Guest post by Paul Roberge
I’m very excited to head to Indiana to attend the Virtual School Sympsoiusm (VSS) next week
. For virtual schools, Blackboard Collaborate serves as a replacement for the physical buildings and infrastructure. Everything that a brick and mortar school does – from teaching, parent visits, conducting exams, to guidance counseling – can all happen online in Blackboard Collaborate sessions. Blackboard Collaborate is an education friendly, interactive, extensible and reliable virtual classroom environment that provides a student experience chalked full of collaboration and peer-to-peer interaction.
As a Blackboard marketing professional, I often communicate the virtues of virtual collaboration. What resonates most these days as it relates to virtual collaboration are the cost savings that can be achieved from travel avoidance. You can save a lot of money by shifting learning and working online using real-time communication tools like web conferencing, IM, and Skype. Some of our Blackboard Collaborate
customers have measured it as $2,000 per meeting. The annualized savings is quite impressive.
Based on our customer stories and my own experience as a remote, home-based worker, I am convinced that live online collaboration can result in solid outcomes – more learning, increased productivity, improved focus, and solid relationships with people in your virtual community, whether colleagues, bosses, or like-minded professionals. So why would you work or learn any other way?
After 10 years of using Blackboard Inc. applications, Kingston University
experienced tremendous growth, usage and adoption. In fact, over 95% of students and more than 80% of academic staff use Blackboard Learn™ as their virtual learning environment (VLE). As the years passed and adoption grew, the time came for Kingston to re-evaluate their learning technologies.
In consultation with faculty and students across all disciplines, the evaluation committee engaged in a year-long review which included a functional assessment of Blackboard Learn, ™ 9.1
and other open source alternatives. The evaluation was prompted by a variety of reasons but alignment to the University’s new Learning, Teaching and Assessment Strategy
was especially important. To learn more about Kingston’s evaluation experience, we spoke with Dr. Tim Linsey, the Director of e-Learning at Kingston University, who identified the primary factors that contributed to their decision to select Learn, 9.1
The rise in popularity of the major social networks, like Facebook and Twitter, has caused a shift in the way higher education institutions communicate with campus stakeholders. Many colleges and universities are using social media, in conjunction with other multi-channel communications, to engage and exchange information with current and former students alike.

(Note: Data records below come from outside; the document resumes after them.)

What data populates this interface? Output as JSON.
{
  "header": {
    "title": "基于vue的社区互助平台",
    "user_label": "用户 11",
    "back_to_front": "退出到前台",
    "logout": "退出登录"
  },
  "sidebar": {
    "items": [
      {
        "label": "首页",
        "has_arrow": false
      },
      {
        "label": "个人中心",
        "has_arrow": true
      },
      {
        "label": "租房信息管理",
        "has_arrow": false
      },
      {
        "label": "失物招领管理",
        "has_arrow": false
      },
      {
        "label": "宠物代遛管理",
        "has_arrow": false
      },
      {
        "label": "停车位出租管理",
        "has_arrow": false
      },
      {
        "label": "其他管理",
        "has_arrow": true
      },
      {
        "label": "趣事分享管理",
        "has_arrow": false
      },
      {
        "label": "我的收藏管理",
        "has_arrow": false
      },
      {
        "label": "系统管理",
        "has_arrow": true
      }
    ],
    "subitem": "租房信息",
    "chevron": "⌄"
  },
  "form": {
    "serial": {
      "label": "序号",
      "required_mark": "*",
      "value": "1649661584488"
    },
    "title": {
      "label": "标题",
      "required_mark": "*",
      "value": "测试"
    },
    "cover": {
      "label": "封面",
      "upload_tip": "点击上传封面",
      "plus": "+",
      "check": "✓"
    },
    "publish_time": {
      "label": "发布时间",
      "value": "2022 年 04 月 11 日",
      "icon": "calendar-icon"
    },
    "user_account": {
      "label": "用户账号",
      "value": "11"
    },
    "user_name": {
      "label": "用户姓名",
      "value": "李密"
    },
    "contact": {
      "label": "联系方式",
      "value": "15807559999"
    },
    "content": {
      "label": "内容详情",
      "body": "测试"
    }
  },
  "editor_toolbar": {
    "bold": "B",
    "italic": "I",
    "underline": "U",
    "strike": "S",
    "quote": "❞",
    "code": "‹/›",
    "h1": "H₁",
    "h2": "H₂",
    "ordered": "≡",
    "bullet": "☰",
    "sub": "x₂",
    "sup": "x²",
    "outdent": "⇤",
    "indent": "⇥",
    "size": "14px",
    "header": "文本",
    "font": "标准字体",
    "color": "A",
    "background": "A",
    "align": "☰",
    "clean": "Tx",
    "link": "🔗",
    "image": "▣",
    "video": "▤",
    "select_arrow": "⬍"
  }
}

Although it has been in existence longer, the text message continues to change the way people communicate. It comes as no surprise to hear that 31 percent of adults prefer to be contacted via text
, as reported by the Pew Internet and American Life Project
. Not surprisingly, young adults (aged 18 – 24 years old) were found to be the most avid texters, exchanging an average of 109.5 messages
on a normal day. With such proclivity for texting, our college and university clients have found the ability to send out text messages with timely information and notifications
to students and the surrounding campus community is to be increasingly vital.
Four of our clients recently participated in a panel discussion at EDUCAUSE 2011 in Philadelphia to share top ways they use collaboration technologies to improve learning and increase efficiency on campus. I’m happy to share a recap of that session, Four Reasons to Integrate Collaborative Tools into Your LMS, from one of our panelists, Kara Monroe, Assistant Vice President for the Center for Instructional Technology at Ivy Tech Community College of Indiana.
Guest post by Kara Monroe, Assistant Vice President for the Center for Instructional Technology, Ivy Tech Community College of Indiana
One of the things that I love about being a customer of Blackboard Collaborate
is the sense of community within the client base. I love talking with other clients and potential clients about the products and how they can transform teaching, learning, and work at an institution. Therefore, I was so pleased to get the opportunity to speak on a panel with other Blackboard Collaborate clients at EDUCAUSE: Cory Stokes from the University of Utah, Phil O’Hara from Dalhousie University and Mike Scheuermann from Drexel University.